When Paul Stark died of a heart attack at the age of 61 on December 13, 1945, his two sons, Phillip C. and Richard P., had just been discharged from military service and were too young to run the company. Consequently, a long-time Stark employee, Walter Schar, was named general manager. Phil, who had compiled a distinguished infantry record in World War II, entered the new UW real estate program his father had helped establish. Upon graduation in 1948 he joined Stark Company Realtors. Richard joined the firm as a sales associate in the fall of 1945, immediately after being discharged from the Army Air Corps. When Schar died in l965, Phil was named president.

Phil continued his father’s strong emphasis on the highest standards of business conduct, opened a new company headquarters at 717 John Nolen Drive, launched the first two branches, hired a woman to head one branch-a very radical step at the time, and was the first in Dane County to advertise a real estate company on television.

Like his father, Phil Stark provided distinguished industry and community service. Top industry leadership posts included the Madison Board of Realtors, the Wisconsin Realtors Association, and the National Association of Realtors. In l988 he received the National Distinguished Service Award, an honor given to just two persons in the U.S. each year.

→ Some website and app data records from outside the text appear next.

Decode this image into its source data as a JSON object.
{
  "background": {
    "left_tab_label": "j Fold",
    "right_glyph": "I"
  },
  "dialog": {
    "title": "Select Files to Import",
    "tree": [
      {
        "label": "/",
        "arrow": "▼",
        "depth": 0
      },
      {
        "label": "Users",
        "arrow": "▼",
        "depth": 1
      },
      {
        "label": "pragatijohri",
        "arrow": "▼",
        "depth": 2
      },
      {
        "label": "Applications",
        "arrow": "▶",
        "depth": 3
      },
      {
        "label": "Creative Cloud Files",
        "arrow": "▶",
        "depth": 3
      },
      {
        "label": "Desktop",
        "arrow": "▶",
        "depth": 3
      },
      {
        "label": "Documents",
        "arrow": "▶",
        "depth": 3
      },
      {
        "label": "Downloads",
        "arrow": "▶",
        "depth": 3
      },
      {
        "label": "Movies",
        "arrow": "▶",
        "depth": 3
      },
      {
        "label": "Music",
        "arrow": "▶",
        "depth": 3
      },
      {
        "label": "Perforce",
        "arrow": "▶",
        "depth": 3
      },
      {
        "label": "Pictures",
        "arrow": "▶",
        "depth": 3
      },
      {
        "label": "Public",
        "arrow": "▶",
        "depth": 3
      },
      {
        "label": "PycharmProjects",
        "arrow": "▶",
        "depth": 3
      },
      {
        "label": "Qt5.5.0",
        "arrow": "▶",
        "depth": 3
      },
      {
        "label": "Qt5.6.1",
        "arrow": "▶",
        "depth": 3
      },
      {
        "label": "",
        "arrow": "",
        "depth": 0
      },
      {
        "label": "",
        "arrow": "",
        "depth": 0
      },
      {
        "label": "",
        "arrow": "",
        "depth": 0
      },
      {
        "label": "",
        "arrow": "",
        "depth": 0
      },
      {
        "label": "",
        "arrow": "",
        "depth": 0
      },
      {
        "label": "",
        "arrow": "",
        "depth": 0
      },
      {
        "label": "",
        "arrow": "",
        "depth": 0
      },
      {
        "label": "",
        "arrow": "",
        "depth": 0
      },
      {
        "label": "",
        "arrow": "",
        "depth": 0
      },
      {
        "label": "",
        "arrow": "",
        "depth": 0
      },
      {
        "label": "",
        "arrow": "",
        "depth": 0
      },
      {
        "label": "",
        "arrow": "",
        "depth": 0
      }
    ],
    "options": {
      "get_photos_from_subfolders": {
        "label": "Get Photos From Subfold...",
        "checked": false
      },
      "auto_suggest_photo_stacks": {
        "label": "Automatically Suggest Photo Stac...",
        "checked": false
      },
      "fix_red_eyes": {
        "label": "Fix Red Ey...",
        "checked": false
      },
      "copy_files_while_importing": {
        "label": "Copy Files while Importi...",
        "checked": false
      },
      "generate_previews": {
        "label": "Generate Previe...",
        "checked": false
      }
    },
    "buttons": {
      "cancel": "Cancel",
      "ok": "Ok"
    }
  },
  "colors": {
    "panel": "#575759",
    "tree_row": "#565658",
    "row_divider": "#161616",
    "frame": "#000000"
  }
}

Respect for his astute, quiet leadership prompted Madison leaders to elect Stark to head the Chamber of Commerce, the YMCA, the Red Cross, and the Rotary Club of Madison.

David K. Stark, Fourth Generation

David Stark joined the firm in 1978 as a sales associate and after working his way up the ladder became president in 1989. He greatly expanded the size of the company by acquiring four Dane County companies, enriched training programs, and introduced sophisticated computers and programs for sales associates and clients. During the l990s Stark continued to back up sales associates with experienced, full-time, non-selling branch managers.

David continues the firm’s proud tradition of industry and community leadership. His top industry posts included the Greater Madison Board of Realtors, the Wisconsin Realtors Association, and the National Association of Realtors. David was elected to lead the United Way, the Meriter Foundation, and the YMCA.

Today’s Stark Company Realtors

Stark todayWhat a change a near century has made: from two men in a ten-by-twelve office in Downtown Madison to 200 men and women in six locations in South Central Wisconsin! But some things have not changed. Stark Company Realtors is still family-owned and local. Its people continue to earn public trust one client at a time, provide respected leadership in the real estate industry, and shape the community through dozens of religious, civic, and government bodies.